▶ Working data

= Beginning of Section =

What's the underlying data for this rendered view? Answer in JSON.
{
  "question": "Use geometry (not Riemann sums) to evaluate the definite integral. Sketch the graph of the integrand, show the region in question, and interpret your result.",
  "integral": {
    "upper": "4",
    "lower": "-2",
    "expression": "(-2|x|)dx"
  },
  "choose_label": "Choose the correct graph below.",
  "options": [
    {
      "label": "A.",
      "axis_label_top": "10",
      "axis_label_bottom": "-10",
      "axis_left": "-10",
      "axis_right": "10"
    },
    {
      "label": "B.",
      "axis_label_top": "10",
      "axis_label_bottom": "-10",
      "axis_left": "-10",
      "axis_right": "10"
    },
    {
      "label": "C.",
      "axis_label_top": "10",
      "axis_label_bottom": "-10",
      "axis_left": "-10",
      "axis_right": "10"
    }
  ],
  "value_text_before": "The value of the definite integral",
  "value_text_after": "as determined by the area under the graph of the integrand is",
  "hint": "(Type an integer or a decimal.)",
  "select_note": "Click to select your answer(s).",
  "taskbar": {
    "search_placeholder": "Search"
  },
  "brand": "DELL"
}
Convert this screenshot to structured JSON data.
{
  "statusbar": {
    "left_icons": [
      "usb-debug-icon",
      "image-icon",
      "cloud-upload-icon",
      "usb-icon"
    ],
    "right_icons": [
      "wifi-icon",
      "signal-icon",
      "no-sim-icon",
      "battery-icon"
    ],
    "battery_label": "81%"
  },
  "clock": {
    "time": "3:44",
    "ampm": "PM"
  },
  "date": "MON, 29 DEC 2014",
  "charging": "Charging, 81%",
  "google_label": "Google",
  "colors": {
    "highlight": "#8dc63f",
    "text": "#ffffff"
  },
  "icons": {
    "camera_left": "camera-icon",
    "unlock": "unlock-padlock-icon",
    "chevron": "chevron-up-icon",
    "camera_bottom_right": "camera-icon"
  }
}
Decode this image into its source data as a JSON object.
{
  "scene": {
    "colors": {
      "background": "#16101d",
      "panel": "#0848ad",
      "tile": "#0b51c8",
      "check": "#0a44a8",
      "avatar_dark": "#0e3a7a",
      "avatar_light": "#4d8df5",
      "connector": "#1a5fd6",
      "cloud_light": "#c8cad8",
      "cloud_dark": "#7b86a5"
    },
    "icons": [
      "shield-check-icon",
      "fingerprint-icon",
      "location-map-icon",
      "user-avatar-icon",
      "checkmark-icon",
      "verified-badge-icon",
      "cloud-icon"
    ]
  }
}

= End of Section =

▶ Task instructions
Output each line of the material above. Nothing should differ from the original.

▶ Result of this exercise
What's the underlying data for this rendered view? Answer in JSON.
{
  "question": "Use geometry (not Riemann sums) to evaluate the definite integral. Sketch the graph of the integrand, show the region in question, and interpret your result.",
  "integral": {
    "upper": "4",
    "lower": "-2",
    "expression": "(-2|x|)dx"
  },
  "choose_label": "Choose the correct graph below.",
  "options": [
    {
      "label": "A.",
      "axis_label_top": "10",
      "axis_label_bottom": "-10",
      "axis_left": "-10",
      "axis_right": "10"
    },
    {
      "label": "B.",
      "axis_label_top": "10",
      "axis_label_bottom": "-10",
      "axis_left": "-10",
      "axis_right": "10"
    },
    {
      "label": "C.",
      "axis_label_top": "10",
      "axis_label_bottom": "-10",
      "axis_left": "-10",
      "axis_right": "10"
    }
  ],
  "value_text_before": "The value of the definite integral",
  "value_text_after": "as determined by the area under the graph of the integrand is",
  "hint": "(Type an integer or a decimal.)",
  "select_note": "Click to select your answer(s).",
  "taskbar": {
    "search_placeholder": "Search"
  },
  "brand": "DELL"
}
Convert this screenshot to structured JSON data.
{
  "statusbar": {
    "left_icons": [
      "usb-debug-icon",
      "image-icon",
      "cloud-upload-icon",
      "usb-icon"
    ],
    "right_icons": [
      "wifi-icon",
      "signal-icon",
      "no-sim-icon",
      "battery-icon"
    ],
    "battery_label": "81%"
  },
  "clock": {
    "time": "3:44",
    "ampm": "PM"
  },
  "date": "MON, 29 DEC 2014",
  "charging": "Charging, 81%",
  "google_label": "Google",
  "colors": {
    "highlight": "#8dc63f",
    "text": "#ffffff"
  },
  "icons": {
    "camera_left": "camera-icon",
    "unlock": "unlock-padlock-icon",
    "chevron": "chevron-up-icon",
    "camera_bottom_right": "camera-icon"
  }
}
Decode this image into its source data as a JSON object.
{
  "scene": {
    "colors": {
      "background": "#16101d",
      "panel": "#0848ad",
      "tile": "#0b51c8",
      "check": "#0a44a8",
      "avatar_dark": "#0e3a7a",
      "avatar_light": "#4d8df5",
      "connector": "#1a5fd6",
      "cloud_light": "#c8cad8",
      "cloud_dark": "#7b86a5"
    },
    "icons": [
      "shield-check-icon",
      "fingerprint-icon",
      "location-map-icon",
      "user-avatar-icon",
      "checkmark-icon",
      "verified-badge-icon",
      "cloud-icon"
    ]
  }
}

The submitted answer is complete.